Citation: Ostacolo C, Di Sarno V, Musella S, Ciaglia T, Vestuto V, Pepe G, Merciai F, Campiglia P, Gomez Monterrey IM and Bertamino A (2019) An Efficient Approach to Aromatic Aminomethylation Using Dichloromethane as Methylene Source. Front. Chem. 7:568. doi: 10.3389/fchem.2019.00568

Received: 13 June 2019; Accepted: 26 July 2019;
Published: 13 August 2019.

Edited by:

Guigen Li, Texas Tech University, United States

Reviewed by:

Albert Moyano, University of Barcelona, Spain
Sami Lakhdar, École Nationale Supérieure d'Ingénieurs De Caen, France
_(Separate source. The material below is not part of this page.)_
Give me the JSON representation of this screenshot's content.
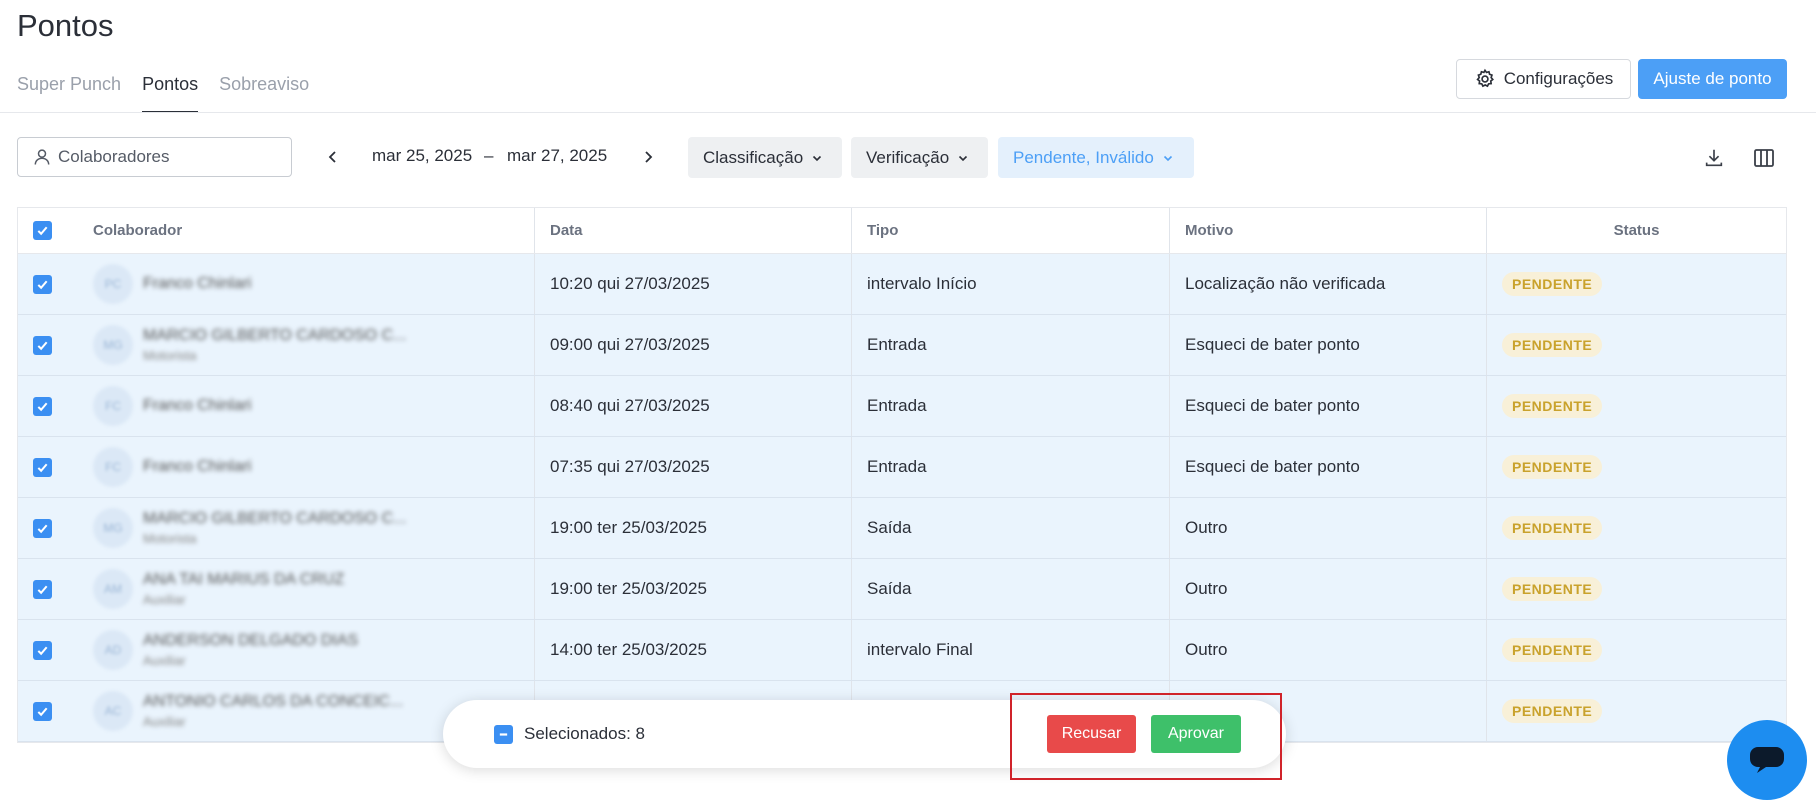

Copyright © 2019 Ostacolo, Di Sarno, Musella, Ciaglia, Vestuto, Pepe, Merciai, Campiglia, Gomez Monterrey and Bertamino. This is an open-access article distributed under the terms of the Creative Commons Attribution License (CC BY). The use, distribution or reproduction in other forums is permitted, provided the original author(s) and the copyright owner(s) are credited and that the original publication in this journal is cited, in accordance with accepted academic practice. No use, distribution or reproduction is permitted which does not comply with these terms.

*Correspondence: Isabel M. Gomez Monterrey, imgomez@unina.it; Alessia Bertamino, abertamino@unisa.it

These authors have contributed equally to this work